· the state – us, tax payers, the public purse! – pays 23%, and
· employers, whose criminal negligence caused the harm, pay 24%
HSE Annual Statistics Report 2011/12: http://www.hse.gov.uk/statistics/overall/hssh1112.pdf
4. Hazards blueprint for saner Health and Safety Executive ‘We Love Red Tape’http://www.hazards.org/votetodie/citizensane
24th National Hazards Conference
19-21st July 2013, University of Keele
Conference presentation notes:
Hugh Robertson, TUC Who’s on our side?
Robert Baughan, Unison Sickness absence
Kathy Jenkins, Scottish Hazards Campaign, Defend sick pay
Dr. Aida Ponce Del Castillo, ETUI Whither or wither Europe
John McClean, GMB Whither or wither Europe
Workshops and Sunday Meetings
Hilda Palmer, Hazards campaign Health and safety: In a sorry state of health?
Irwin Mitchell Access to justice, changes to Legal Aid and civil liability
Susan Murray, Unite Body Mapping
Helen Lynn, Alliance for cancer prevention, Developing the campaign to reduce Occupational and Environmental Cancer
John Crust, UCU, Fire risk assessment • Fire workshop handout
Ian Cole, Unison, Using social media
Julie Winn, GMB, Asbestos in schools,
Ian Draper, Work Stress Network, Excessive workload
YouTube clips of conference presentations
Louise Taggart for FACK
Omana George AMRC and ANROEV
Dave Smith Blacklist Support Group
Scott Donohoe, Unison Glasgow, Scottish Hazards
Professor Phil Taylor, University of Strathclyde
Hazards Conference is the UK’s biggest educational and organising event for trade union safety reps and activists.
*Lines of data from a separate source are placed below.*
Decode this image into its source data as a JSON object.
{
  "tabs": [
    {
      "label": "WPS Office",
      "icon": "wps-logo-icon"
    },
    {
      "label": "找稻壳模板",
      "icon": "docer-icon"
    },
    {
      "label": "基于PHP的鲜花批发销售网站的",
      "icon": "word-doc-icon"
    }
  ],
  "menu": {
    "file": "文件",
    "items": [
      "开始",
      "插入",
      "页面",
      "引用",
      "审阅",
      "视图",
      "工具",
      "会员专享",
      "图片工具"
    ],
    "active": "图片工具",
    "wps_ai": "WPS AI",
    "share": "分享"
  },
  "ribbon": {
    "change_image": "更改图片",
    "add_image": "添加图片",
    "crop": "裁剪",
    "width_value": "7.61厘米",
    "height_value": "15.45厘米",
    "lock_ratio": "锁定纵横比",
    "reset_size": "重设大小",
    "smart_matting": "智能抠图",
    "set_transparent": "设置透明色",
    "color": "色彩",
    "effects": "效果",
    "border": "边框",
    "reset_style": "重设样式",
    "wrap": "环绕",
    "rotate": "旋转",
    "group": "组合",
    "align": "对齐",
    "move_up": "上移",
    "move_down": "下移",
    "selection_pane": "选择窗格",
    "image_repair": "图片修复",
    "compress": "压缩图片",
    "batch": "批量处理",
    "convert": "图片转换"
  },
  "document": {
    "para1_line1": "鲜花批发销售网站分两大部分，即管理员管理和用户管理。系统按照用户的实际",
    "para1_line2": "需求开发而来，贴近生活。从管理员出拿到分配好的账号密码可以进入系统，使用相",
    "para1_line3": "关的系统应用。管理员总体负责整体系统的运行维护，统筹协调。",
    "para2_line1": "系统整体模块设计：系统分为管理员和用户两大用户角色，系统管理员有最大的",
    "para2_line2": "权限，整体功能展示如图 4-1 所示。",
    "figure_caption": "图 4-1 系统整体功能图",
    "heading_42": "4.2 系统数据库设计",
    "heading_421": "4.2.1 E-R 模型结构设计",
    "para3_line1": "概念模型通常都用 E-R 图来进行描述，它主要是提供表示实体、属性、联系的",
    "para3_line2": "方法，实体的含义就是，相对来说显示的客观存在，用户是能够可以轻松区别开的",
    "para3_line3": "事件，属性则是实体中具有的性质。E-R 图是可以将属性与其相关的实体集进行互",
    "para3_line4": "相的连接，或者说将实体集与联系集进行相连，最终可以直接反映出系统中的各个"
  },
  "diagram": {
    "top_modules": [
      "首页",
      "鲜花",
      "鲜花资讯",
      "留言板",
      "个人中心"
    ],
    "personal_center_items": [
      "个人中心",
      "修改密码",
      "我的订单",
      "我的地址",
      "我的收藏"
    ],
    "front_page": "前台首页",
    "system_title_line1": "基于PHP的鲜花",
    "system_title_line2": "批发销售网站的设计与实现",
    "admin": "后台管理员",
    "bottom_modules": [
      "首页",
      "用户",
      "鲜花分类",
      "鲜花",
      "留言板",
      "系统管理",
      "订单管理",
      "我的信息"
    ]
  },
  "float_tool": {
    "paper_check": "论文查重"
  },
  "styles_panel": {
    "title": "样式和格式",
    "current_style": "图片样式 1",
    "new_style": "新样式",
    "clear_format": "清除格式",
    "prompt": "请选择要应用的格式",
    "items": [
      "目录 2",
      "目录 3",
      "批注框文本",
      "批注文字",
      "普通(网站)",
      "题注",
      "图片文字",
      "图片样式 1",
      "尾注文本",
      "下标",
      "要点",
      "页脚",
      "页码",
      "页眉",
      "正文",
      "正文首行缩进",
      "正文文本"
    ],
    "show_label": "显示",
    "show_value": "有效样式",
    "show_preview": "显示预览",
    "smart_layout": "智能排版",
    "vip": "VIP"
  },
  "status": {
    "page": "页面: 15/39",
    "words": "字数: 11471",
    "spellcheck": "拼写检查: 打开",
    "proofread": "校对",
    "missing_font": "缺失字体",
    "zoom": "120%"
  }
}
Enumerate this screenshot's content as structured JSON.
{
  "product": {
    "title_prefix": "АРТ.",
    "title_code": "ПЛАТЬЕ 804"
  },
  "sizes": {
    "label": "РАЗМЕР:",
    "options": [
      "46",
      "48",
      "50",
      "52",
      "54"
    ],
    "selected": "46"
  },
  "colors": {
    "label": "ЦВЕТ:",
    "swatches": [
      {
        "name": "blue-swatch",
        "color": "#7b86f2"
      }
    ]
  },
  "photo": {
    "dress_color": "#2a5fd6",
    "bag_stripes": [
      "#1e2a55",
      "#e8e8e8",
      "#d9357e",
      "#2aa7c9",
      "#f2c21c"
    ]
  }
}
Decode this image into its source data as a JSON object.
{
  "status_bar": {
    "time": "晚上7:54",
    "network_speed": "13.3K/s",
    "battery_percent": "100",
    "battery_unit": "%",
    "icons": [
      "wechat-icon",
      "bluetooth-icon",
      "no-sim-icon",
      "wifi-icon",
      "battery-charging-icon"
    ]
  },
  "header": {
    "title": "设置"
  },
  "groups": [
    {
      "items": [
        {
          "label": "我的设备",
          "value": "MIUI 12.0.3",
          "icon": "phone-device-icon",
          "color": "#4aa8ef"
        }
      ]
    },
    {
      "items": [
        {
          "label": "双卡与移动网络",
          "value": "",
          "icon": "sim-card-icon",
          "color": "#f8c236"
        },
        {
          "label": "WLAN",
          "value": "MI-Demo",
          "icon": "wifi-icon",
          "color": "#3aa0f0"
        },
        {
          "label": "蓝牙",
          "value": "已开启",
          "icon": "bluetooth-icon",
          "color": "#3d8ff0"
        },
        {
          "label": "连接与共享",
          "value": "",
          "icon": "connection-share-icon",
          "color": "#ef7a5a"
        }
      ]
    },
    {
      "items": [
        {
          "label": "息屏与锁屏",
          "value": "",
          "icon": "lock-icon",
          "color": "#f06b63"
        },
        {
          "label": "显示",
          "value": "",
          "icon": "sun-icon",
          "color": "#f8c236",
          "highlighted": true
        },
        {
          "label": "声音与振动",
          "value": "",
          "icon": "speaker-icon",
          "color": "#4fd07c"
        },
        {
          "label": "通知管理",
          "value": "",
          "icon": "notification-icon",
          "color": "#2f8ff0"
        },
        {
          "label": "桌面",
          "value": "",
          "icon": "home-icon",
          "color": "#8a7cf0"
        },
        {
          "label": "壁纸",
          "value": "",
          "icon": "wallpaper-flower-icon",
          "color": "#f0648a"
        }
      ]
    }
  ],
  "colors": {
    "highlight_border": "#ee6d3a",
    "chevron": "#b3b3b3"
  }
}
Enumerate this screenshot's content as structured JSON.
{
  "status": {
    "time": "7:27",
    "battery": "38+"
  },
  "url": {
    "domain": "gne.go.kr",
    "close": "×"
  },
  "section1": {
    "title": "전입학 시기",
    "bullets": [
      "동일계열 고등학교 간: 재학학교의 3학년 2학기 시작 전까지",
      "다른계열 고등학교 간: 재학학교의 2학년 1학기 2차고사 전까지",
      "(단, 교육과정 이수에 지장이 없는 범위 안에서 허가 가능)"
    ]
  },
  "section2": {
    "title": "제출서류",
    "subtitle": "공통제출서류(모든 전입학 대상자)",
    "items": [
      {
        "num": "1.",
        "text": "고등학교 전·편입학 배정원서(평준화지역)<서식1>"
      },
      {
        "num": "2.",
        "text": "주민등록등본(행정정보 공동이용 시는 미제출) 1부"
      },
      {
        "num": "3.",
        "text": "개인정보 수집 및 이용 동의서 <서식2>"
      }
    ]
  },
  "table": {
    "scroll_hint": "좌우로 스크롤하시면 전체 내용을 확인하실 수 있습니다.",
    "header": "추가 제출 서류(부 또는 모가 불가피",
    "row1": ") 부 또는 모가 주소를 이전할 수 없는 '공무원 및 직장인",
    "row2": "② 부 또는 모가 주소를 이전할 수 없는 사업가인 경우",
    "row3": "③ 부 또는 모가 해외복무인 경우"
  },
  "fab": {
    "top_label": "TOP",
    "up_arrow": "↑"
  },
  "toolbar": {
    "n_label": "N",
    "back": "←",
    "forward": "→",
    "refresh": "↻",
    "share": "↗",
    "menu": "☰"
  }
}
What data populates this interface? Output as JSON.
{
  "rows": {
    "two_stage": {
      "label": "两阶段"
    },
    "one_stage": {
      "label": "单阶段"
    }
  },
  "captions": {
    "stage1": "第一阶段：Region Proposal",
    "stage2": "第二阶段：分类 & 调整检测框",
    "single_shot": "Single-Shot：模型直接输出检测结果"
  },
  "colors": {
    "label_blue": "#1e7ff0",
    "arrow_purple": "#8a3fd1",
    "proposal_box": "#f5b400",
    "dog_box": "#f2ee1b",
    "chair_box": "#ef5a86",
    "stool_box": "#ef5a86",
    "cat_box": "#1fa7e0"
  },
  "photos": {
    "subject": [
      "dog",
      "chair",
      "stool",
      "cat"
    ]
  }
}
A mixture of plenary sessions, debates, meetings, and a comprehensive workshop programme, give opportunities to learn, exchange experience and information with delegates from a wide range of sectors and jobs.
The effects of the government’s attack on health & safety are now being felt in workplaces. Cameron continued rubbishing health and safety in January 2013 telling entrepreneurs of the need to cut health and safety rules that stop young people getting work experience. Just days later, a 16 year old apprentice was killed in an incident with a lathe at an engineering company, only weeks after starting work. Enforcement is in retreat and hiding. It’s almost impossible to contact the HSE, and proactive, preventive inspections by L.A.’s and HSE have been banned in falsely classed ‘low hazard/risk’ sectors which cover the majority of workplaces. New evidence shows proactive inspections not only save lives but save employers money too. But government continues the ideological destruction of the regulatory enforcement environment that workers won by collective action over generations, using the lie that it is a ‘burden on business’.
Some regulations already revoked, others under threat, and the review of Approved Codes of Practice threatens to downgrade them to mere guidance. RIDDOR changes have already removed 30,000 reports of work-related injury and illness, and other proposals would make almost all work-related illness vanish, by removing the employers’ duty to report them. Government acceptance of Dame Carol Black’s sickness absence recommendations continues the punitive approach and includes state funded assessment for employees who are off sick for more than 4 week, increasing insecurity and stress for sick workers. Attacks on union reps facility time, on access to justice via tribunals & legal aid, and proposals to remove civil liability for health and safety breaches, further reduce the right to compensation for work-related injury and illness.
Workers have not been consulted on how work injuries, death and sickness can be reduced, nor has any assessment been conducted of the full human and economic costs of cutting laws and enforcement intended to prevent this work-related harm. The real burden is on us, not on employers. As the benefits system declares the sick, disabled and terminally ill ‘fit for work’, forcing them to seek jobs that don’t exist, as pension age rises, and as work becomes more dangerous and unhealthy, paradoxically the need for union safety reps and good H&S at work increases. Come and learn more, discuss how we can defend safe workplaces, and build a campaign to stop them killing, maiming and making us sick to death.